— Prompt —
Restate the data below word for word, and let no image into your version.

— Dataset extract —
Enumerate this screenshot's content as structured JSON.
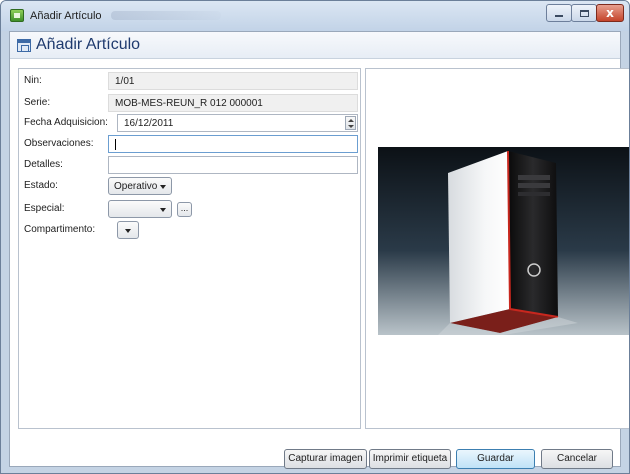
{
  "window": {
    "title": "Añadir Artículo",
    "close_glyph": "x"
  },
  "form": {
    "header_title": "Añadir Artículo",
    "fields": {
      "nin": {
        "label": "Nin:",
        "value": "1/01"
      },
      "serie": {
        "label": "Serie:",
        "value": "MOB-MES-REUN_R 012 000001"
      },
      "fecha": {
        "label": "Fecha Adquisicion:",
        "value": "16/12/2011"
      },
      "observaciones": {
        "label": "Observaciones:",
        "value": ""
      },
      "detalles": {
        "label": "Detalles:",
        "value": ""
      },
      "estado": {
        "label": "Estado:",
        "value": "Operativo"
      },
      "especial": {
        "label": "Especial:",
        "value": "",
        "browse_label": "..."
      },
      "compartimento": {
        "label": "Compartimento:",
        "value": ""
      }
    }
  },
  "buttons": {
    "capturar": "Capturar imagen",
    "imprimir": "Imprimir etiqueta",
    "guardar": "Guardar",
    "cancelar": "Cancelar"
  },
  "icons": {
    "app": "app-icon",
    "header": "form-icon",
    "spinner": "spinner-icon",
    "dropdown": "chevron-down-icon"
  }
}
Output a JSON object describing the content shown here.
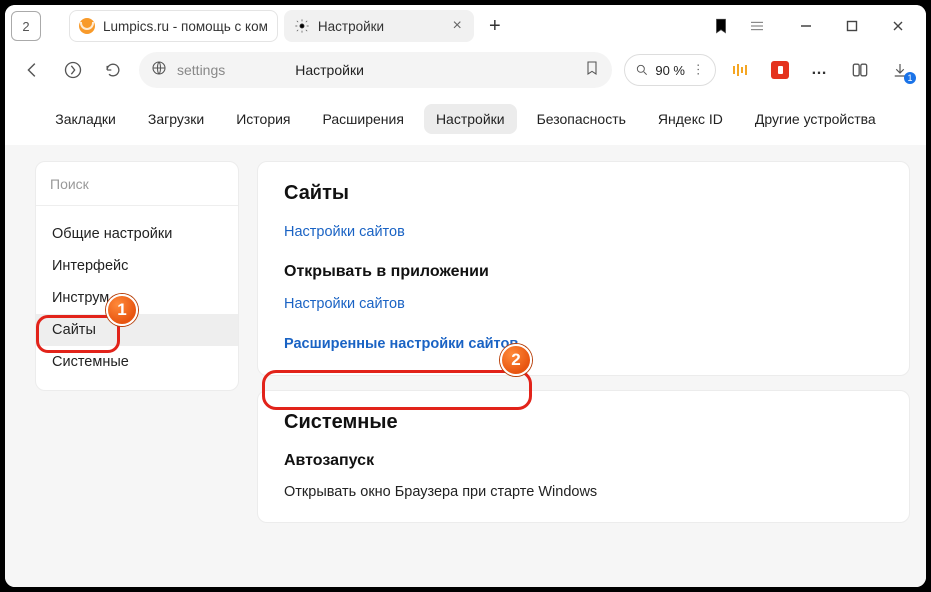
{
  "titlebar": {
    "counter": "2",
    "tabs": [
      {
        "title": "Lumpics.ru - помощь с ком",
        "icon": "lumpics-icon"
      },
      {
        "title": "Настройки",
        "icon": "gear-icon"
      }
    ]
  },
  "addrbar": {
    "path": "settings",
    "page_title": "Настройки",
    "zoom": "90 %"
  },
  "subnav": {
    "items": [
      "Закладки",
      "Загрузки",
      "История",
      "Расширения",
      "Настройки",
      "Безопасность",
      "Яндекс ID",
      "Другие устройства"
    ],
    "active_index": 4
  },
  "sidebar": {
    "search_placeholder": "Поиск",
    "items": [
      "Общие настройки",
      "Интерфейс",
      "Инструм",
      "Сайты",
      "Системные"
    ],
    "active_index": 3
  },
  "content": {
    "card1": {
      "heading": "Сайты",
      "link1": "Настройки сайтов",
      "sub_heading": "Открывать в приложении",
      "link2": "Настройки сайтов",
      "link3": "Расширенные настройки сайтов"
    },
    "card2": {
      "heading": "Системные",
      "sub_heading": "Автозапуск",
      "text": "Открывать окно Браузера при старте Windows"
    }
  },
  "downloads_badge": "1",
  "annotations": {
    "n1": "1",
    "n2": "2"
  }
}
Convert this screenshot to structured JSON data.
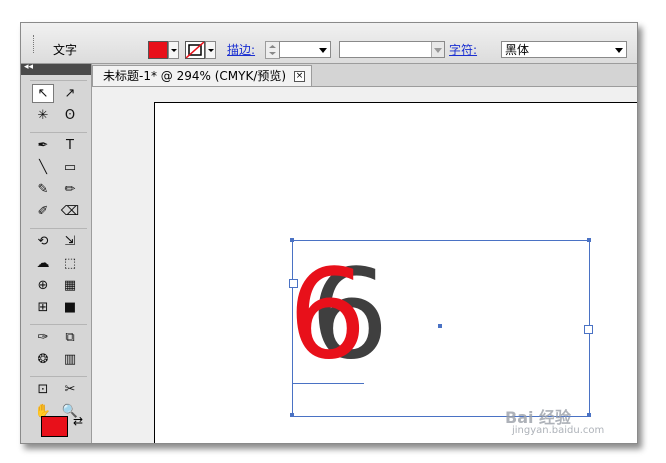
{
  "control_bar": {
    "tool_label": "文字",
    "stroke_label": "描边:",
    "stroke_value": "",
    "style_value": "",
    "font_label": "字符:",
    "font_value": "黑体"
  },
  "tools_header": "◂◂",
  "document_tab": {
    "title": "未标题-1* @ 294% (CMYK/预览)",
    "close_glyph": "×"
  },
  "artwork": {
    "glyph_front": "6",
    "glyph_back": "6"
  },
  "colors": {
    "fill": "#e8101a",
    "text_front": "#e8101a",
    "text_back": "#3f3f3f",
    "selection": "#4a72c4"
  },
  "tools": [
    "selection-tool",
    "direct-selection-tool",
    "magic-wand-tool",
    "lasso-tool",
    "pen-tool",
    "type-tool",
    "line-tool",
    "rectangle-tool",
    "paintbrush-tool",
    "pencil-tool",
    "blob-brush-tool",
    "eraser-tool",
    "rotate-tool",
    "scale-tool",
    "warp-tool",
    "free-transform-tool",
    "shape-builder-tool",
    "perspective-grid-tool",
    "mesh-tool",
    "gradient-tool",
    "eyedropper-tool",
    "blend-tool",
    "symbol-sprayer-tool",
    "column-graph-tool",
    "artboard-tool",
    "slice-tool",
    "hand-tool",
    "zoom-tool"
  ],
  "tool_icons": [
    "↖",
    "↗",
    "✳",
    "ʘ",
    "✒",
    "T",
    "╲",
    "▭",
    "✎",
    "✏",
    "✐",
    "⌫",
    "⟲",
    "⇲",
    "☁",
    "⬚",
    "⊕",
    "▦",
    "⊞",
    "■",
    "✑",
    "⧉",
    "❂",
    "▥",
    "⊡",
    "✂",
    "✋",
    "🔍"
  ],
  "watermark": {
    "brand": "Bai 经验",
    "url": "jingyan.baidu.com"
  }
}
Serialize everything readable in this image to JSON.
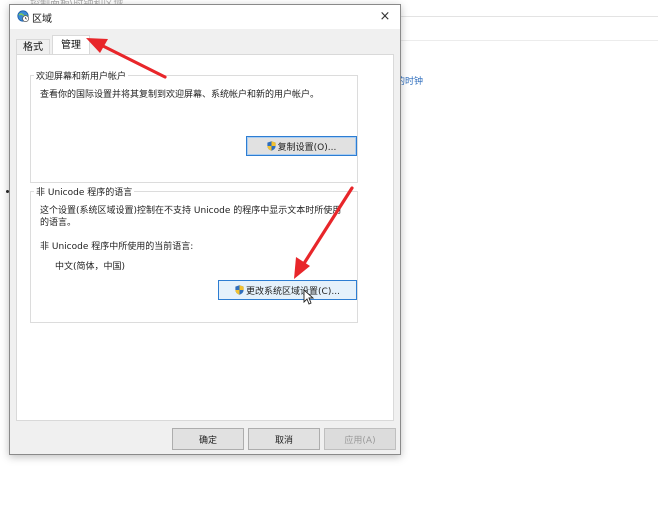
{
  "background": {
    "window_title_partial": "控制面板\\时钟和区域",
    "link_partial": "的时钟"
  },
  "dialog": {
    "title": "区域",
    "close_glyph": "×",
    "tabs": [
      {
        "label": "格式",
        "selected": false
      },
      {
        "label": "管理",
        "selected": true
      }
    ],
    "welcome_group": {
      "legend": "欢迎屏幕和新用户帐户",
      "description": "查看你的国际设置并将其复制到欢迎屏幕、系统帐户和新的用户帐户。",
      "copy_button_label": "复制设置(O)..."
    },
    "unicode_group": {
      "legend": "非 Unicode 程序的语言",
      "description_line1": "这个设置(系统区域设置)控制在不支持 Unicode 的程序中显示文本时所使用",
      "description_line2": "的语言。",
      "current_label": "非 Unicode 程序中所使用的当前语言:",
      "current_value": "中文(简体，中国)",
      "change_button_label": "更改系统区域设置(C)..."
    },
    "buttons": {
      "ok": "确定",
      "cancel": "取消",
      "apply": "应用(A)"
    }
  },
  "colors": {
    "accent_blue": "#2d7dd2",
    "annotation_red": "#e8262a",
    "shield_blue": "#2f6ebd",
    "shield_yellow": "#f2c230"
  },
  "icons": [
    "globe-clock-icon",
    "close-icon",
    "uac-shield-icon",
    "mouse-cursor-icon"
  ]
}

— Expected answer —
Enumerate this screenshot's content as structured JSON.
{
  "window": {
    "title": "Añadir Artículo",
    "close_glyph": "x"
  },
  "form": {
    "header_title": "Añadir Artículo",
    "fields": {
      "nin": {
        "label": "Nin:",
        "value": "1/01"
      },
      "serie": {
        "label": "Serie:",
        "value": "MOB-MES-REUN_R 012 000001"
      },
      "fecha": {
        "label": "Fecha Adquisicion:",
        "value": "16/12/2011"
      },
      "observaciones": {
        "label": "Observaciones:",
        "value": ""
      },
      "detalles": {
        "label": "Detalles:",
        "value": ""
      },
      "estado": {
        "label": "Estado:",
        "value": "Operativo"
      },
      "especial": {
        "label": "Especial:",
        "value": "",
        "browse_label": "..."
      },
      "compartimento": {
        "label": "Compartimento:",
        "value": ""
      }
    }
  },
  "buttons": {
    "capturar": "Capturar imagen",
    "imprimir": "Imprimir etiqueta",
    "guardar": "Guardar",
    "cancelar": "Cancelar"
  },
  "icons": {
    "app": "app-icon",
    "header": "form-icon",
    "spinner": "spinner-icon",
    "dropdown": "chevron-down-icon"
  }
}
Output a JSON object describing the content shown here.
{
  "titlebar": {
    "counter": "2",
    "tabs": [
      {
        "title": "Lumpics.ru - помощь с ком",
        "icon": "lumpics-icon"
      },
      {
        "title": "Настройки",
        "icon": "gear-icon"
      }
    ]
  },
  "addrbar": {
    "path": "settings",
    "page_title": "Настройки",
    "zoom": "90 %"
  },
  "subnav": {
    "items": [
      "Закладки",
      "Загрузки",
      "История",
      "Расширения",
      "Настройки",
      "Безопасность",
      "Яндекс ID",
      "Другие устройства"
    ],
    "active_index": 4
  },
  "sidebar": {
    "search_placeholder": "Поиск",
    "items": [
      "Общие настройки",
      "Интерфейс",
      "Инструм",
      "Сайты",
      "Системные"
    ],
    "active_index": 3
  },
  "content": {
    "card1": {
      "heading": "Сайты",
      "link1": "Настройки сайтов",
      "sub_heading": "Открывать в приложении",
      "link2": "Настройки сайтов",
      "link3": "Расширенные настройки сайтов"
    },
    "card2": {
      "heading": "Системные",
      "sub_heading": "Автозапуск",
      "text": "Открывать окно Браузера при старте Windows"
    }
  },
  "downloads_badge": "1",
  "annotations": {
    "n1": "1",
    "n2": "2"
  }
}
Convert this screenshot to structured JSON data.
{
  "control_bar": {
    "tool_label": "文字",
    "stroke_label": "描边:",
    "stroke_value": "",
    "style_value": "",
    "font_label": "字符:",
    "font_value": "黑体"
  },
  "tools_header": "◂◂",
  "document_tab": {
    "title": "未标题-1* @ 294% (CMYK/预览)",
    "close_glyph": "×"
  },
  "artwork": {
    "glyph_front": "6",
    "glyph_back": "6"
  },
  "colors": {
    "fill": "#e8101a",
    "text_front": "#e8101a",
    "text_back": "#3f3f3f",
    "selection": "#4a72c4"
  },
  "tools": [
    "selection-tool",
    "direct-selection-tool",
    "magic-wand-tool",
    "lasso-tool",
    "pen-tool",
    "type-tool",
    "line-tool",
    "rectangle-tool",
    "paintbrush-tool",
    "pencil-tool",
    "blob-brush-tool",
    "eraser-tool",
    "rotate-tool",
    "scale-tool",
    "warp-tool",
    "free-transform-tool",
    "shape-builder-tool",
    "perspective-grid-tool",
    "mesh-tool",
    "gradient-tool",
    "eyedropper-tool",
    "blend-tool",
    "symbol-sprayer-tool",
    "column-graph-tool",
    "artboard-tool",
    "slice-tool",
    "hand-tool",
    "zoom-tool"
  ],
  "tool_icons": [
    "↖",
    "↗",
    "✳",
    "ʘ",
    "✒",
    "T",
    "╲",
    "▭",
    "✎",
    "✏",
    "✐",
    "⌫",
    "⟲",
    "⇲",
    "☁",
    "⬚",
    "⊕",
    "▦",
    "⊞",
    "■",
    "✑",
    "⧉",
    "❂",
    "▥",
    "⊡",
    "✂",
    "✋",
    "🔍"
  ],
  "watermark": {
    "brand": "Bai 经验",
    "url": "jingyan.baidu.com"
  }
}
Serialize everything readable in this image to JSON.
{
  "background": {
    "window_title_partial": "控制面板\\时钟和区域",
    "link_partial": "的时钟"
  },
  "dialog": {
    "title": "区域",
    "close_glyph": "×",
    "tabs": [
      {
        "label": "格式",
        "selected": false
      },
      {
        "label": "管理",
        "selected": true
      }
    ],
    "welcome_group": {
      "legend": "欢迎屏幕和新用户帐户",
      "description": "查看你的国际设置并将其复制到欢迎屏幕、系统帐户和新的用户帐户。",
      "copy_button_label": "复制设置(O)..."
    },
    "unicode_group": {
      "legend": "非 Unicode 程序的语言",
      "description_line1": "这个设置(系统区域设置)控制在不支持 Unicode 的程序中显示文本时所使用",
      "description_line2": "的语言。",
      "current_label": "非 Unicode 程序中所使用的当前语言:",
      "current_value": "中文(简体，中国)",
      "change_button_label": "更改系统区域设置(C)..."
    },
    "buttons": {
      "ok": "确定",
      "cancel": "取消",
      "apply": "应用(A)"
    }
  },
  "colors": {
    "accent_blue": "#2d7dd2",
    "annotation_red": "#e8262a",
    "shield_blue": "#2f6ebd",
    "shield_yellow": "#f2c230"
  },
  "icons": [
    "globe-clock-icon",
    "close-icon",
    "uac-shield-icon",
    "mouse-cursor-icon"
  ]
}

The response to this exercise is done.